Southern Plains Flap Leggings
Native American & Rendezvous Clothing & Moccasin Patterns
Several fine craftworkers have helped us develop the most authentic and comprehensive Frontier and Indian clothing patterns available. Extensive information includes material requirements, layout, garment making tips, details on tribal styles, variations and decoration of each garment, such as beadwork, ribbonwork, fringe treatment, etc. Our easy-to-follow instructions are complete with detailed illustrations and photos for expert and novice alike.
Southern Plains Flap Leggings Pattern provides options for three of the most common Southern Plains Flap Leggings design variations. Men's flap-style buckskin leggings were worn throughout the Plains in historic times, but in the 1800s, the Southern Cheyenne, Arapaho, Comanche, Kiowa and others added some distinctive Southern features. The pattern includes highly illustrated and detailed instructions on how to make the leggings, along with photos and descriptions of decorative options.
About Your Southern Plains Flap Leggings Pattern

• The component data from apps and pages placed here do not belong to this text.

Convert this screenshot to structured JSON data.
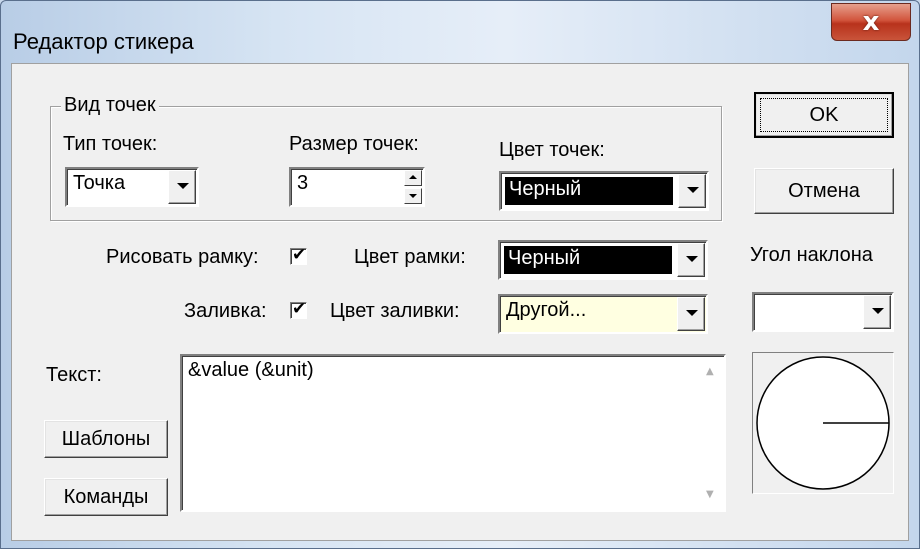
{
  "window": {
    "title": "Редактор стикера",
    "close_glyph": "x"
  },
  "dot_group": {
    "legend": "Вид точек",
    "type_label": "Тип точек:",
    "type_value": "Точка",
    "size_label": "Размер точек:",
    "size_value": "3",
    "color_label": "Цвет точек:",
    "color_value": "Черный"
  },
  "frame": {
    "draw_label": "Рисовать рамку:",
    "draw_checked": true,
    "color_label": "Цвет рамки:",
    "color_value": "Черный"
  },
  "fill": {
    "label": "Заливка:",
    "checked": true,
    "color_label": "Цвет заливки:",
    "color_value": "Другой..."
  },
  "text": {
    "label": "Текст:",
    "value": "&value  (&unit)",
    "templates_button": "Шаблоны",
    "commands_button": "Команды"
  },
  "buttons": {
    "ok": "OK",
    "cancel": "Отмена"
  },
  "angle": {
    "label": "Угол наклона",
    "value": ""
  },
  "colors": {
    "black_swatch": "#000000",
    "fill_swatch": "#ffffe1",
    "close_button": "#c9543a"
  }
}
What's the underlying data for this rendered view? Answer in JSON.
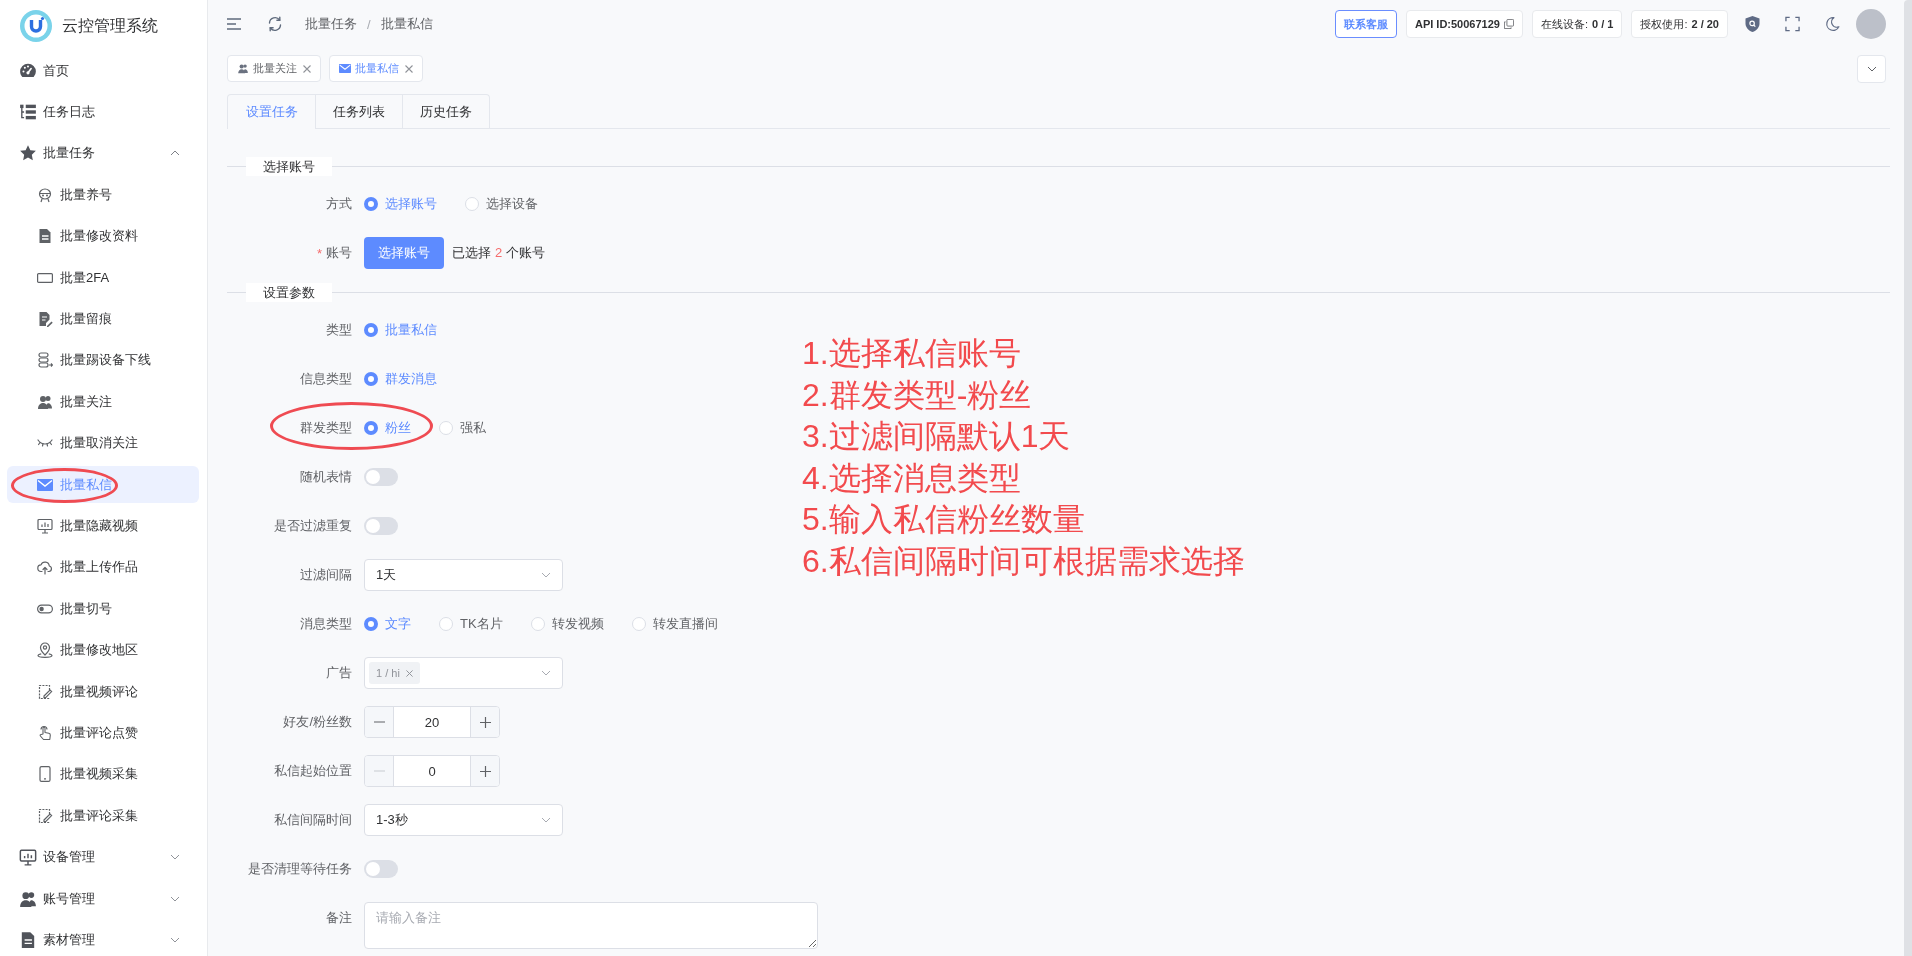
{
  "app": {
    "title": "云控管理系统"
  },
  "sidebar": {
    "items": [
      {
        "label": "首页",
        "selected": false
      },
      {
        "label": "任务日志",
        "selected": false
      },
      {
        "label": "批量任务",
        "selected": false,
        "expanded": true,
        "children": [
          {
            "label": "批量养号",
            "selected": false
          },
          {
            "label": "批量修改资料",
            "selected": false
          },
          {
            "label": "批量2FA",
            "selected": false
          },
          {
            "label": "批量留痕",
            "selected": false
          },
          {
            "label": "批量踢设备下线",
            "selected": false
          },
          {
            "label": "批量关注",
            "selected": false
          },
          {
            "label": "批量取消关注",
            "selected": false
          },
          {
            "label": "批量私信",
            "selected": true
          },
          {
            "label": "批量隐藏视频",
            "selected": false
          },
          {
            "label": "批量上传作品",
            "selected": false
          },
          {
            "label": "批量切号",
            "selected": false
          },
          {
            "label": "批量修改地区",
            "selected": false
          },
          {
            "label": "批量视频评论",
            "selected": false
          },
          {
            "label": "批量评论点赞",
            "selected": false
          },
          {
            "label": "批量视频采集",
            "selected": false
          },
          {
            "label": "批量评论采集",
            "selected": false
          }
        ]
      },
      {
        "label": "设备管理",
        "selected": false,
        "expanded": false
      },
      {
        "label": "账号管理",
        "selected": false,
        "expanded": false
      },
      {
        "label": "素材管理",
        "selected": false,
        "expanded": false
      }
    ]
  },
  "header": {
    "breadcrumb": {
      "items": [
        "批量任务",
        "批量私信"
      ],
      "separator": "/"
    },
    "contact_button": "联系客服",
    "badges": [
      {
        "kind": "copy",
        "text": "API ID:50067129"
      },
      {
        "kind": "stat",
        "label": "在线设备:",
        "value": "0 / 1"
      },
      {
        "kind": "stat",
        "label": "授权使用:",
        "value": "2 / 20"
      }
    ]
  },
  "open_pages": [
    {
      "label": "批量关注",
      "selected": false
    },
    {
      "label": "批量私信",
      "selected": true
    }
  ],
  "tabs": [
    {
      "label": "设置任务",
      "selected": true
    },
    {
      "label": "任务列表",
      "selected": false
    },
    {
      "label": "历史任务",
      "selected": false
    }
  ],
  "form": {
    "sections": [
      {
        "title": "选择账号",
        "fields": [
          {
            "kind": "radio",
            "label": "方式",
            "options": [
              {
                "label": "选择账号",
                "selected": true
              },
              {
                "label": "选择设备",
                "selected": false
              }
            ]
          },
          {
            "kind": "picker",
            "label": "账号",
            "required_mark": "*",
            "button": "选择账号",
            "summary": {
              "before": "已选择",
              "count": "2",
              "after": "个账号"
            }
          }
        ]
      },
      {
        "title": "设置参数",
        "fields": [
          {
            "kind": "radio",
            "label": "类型",
            "options": [
              {
                "label": "批量私信",
                "selected": true
              }
            ]
          },
          {
            "kind": "radio",
            "label": "信息类型",
            "options": [
              {
                "label": "群发消息",
                "selected": true
              }
            ]
          },
          {
            "kind": "radio",
            "label": "群发类型",
            "options": [
              {
                "label": "粉丝",
                "selected": true
              },
              {
                "label": "强私",
                "selected": false
              }
            ]
          },
          {
            "kind": "switch",
            "label": "随机表情",
            "on": false
          },
          {
            "kind": "switch",
            "label": "是否过滤重复",
            "on": false
          },
          {
            "kind": "select",
            "label": "过滤间隔",
            "value": "1天"
          },
          {
            "kind": "radio",
            "label": "消息类型",
            "options": [
              {
                "label": "文字",
                "selected": true
              },
              {
                "label": "TK名片",
                "selected": false
              },
              {
                "label": "转发视频",
                "selected": false
              },
              {
                "label": "转发直播间",
                "selected": false
              }
            ]
          },
          {
            "kind": "multiselect",
            "label": "广告",
            "tags": [
              "1 / hi"
            ]
          },
          {
            "kind": "number",
            "label": "好友/粉丝数",
            "value": "20",
            "decrease_disabled": false
          },
          {
            "kind": "number",
            "label": "私信起始位置",
            "value": "0",
            "decrease_disabled": true
          },
          {
            "kind": "select",
            "label": "私信间隔时间",
            "value": "1-3秒"
          },
          {
            "kind": "switch",
            "label": "是否清理等待任务",
            "on": false
          },
          {
            "kind": "textarea",
            "label": "备注",
            "placeholder": "请输入备注"
          }
        ]
      }
    ]
  },
  "annotation_notes": [
    "1.选择私信账号",
    "2.群发类型-粉丝",
    "3.过滤间隔默认1天",
    "4.选择消息类型",
    "5.输入私信粉丝数量",
    "6.私信间隔时间可根据需求选择"
  ]
}
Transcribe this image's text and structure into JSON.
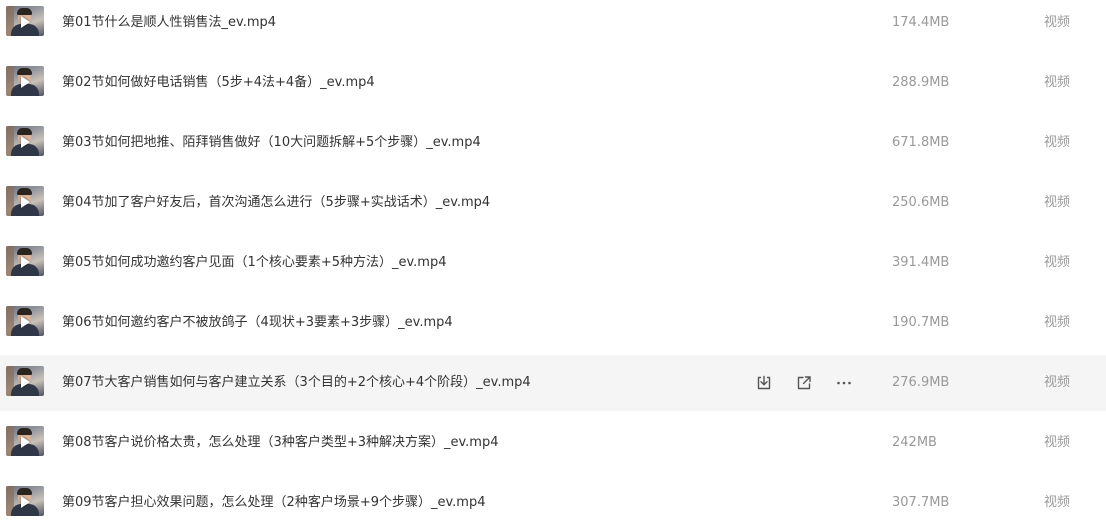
{
  "files": [
    {
      "name": "第01节什么是顺人性销售法_ev.mp4",
      "size": "174.4MB",
      "type": "视频"
    },
    {
      "name": "第02节如何做好电话销售（5步+4法+4备）_ev.mp4",
      "size": "288.9MB",
      "type": "视频"
    },
    {
      "name": "第03节如何把地推、陌拜销售做好（10大问题拆解+5个步骤）_ev.mp4",
      "size": "671.8MB",
      "type": "视频"
    },
    {
      "name": "第04节加了客户好友后，首次沟通怎么进行（5步骤+实战话术）_ev.mp4",
      "size": "250.6MB",
      "type": "视频"
    },
    {
      "name": "第05节如何成功邀约客户见面（1个核心要素+5种方法）_ev.mp4",
      "size": "391.4MB",
      "type": "视频"
    },
    {
      "name": "第06节如何邀约客户不被放鸽子（4现状+3要素+3步骤）_ev.mp4",
      "size": "190.7MB",
      "type": "视频"
    },
    {
      "name": "第07节大客户销售如何与客户建立关系（3个目的+2个核心+4个阶段）_ev.mp4",
      "size": "276.9MB",
      "type": "视频"
    },
    {
      "name": "第08节客户说价格太贵，怎么处理（3种客户类型+3种解决方案）_ev.mp4",
      "size": "242MB",
      "type": "视频"
    },
    {
      "name": "第09节客户担心效果问题，怎么处理（2种客户场景+9个步骤）_ev.mp4",
      "size": "307.7MB",
      "type": "视频"
    }
  ],
  "hovered_row": 6,
  "row_actions": [
    "download-icon",
    "share-icon",
    "more-icon"
  ],
  "colors": {
    "hover_bg": "#f5f5f6",
    "name_text": "#333333",
    "meta_text": "#999999"
  }
}
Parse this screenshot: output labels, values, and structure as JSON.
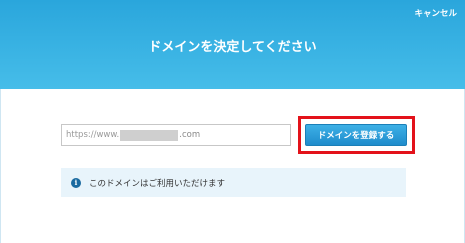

From the 1850s and into the 1900s, Comanche, Kiowa, Cheyenne and other Southern Plains men wore leather leggings, generalized as "Flap and Fringe leggings", that took several variations. By the reservation period, they were being worn concurrent with the distinctive Tab Legging.
Along with the different flap styles, there was individualization in how each par was decorate. The leggings from the various tribes were so similar that, nowadays, it is often hard to identify a museum piece as to which tribe made it, knowing only that it shares the general Southern Plains styling. On today's pow-wow scene the Flap style is rarely seen, having been replaced by the more popular Tab Leggings worn by Southern Plains dancers.
This pattern provides 3 of the most common flap variations from which you may chose. The instructions give details on various ways the leggings can be decorated.
Notions & Tools
Simulated sinew or button & Carpet thread, sharp scissors, awl, 8G Glovers needles, yard stick & ruler, rotary cutter (or OLFA Knife), cutting board, beading thread, seed or cut beads, beading needles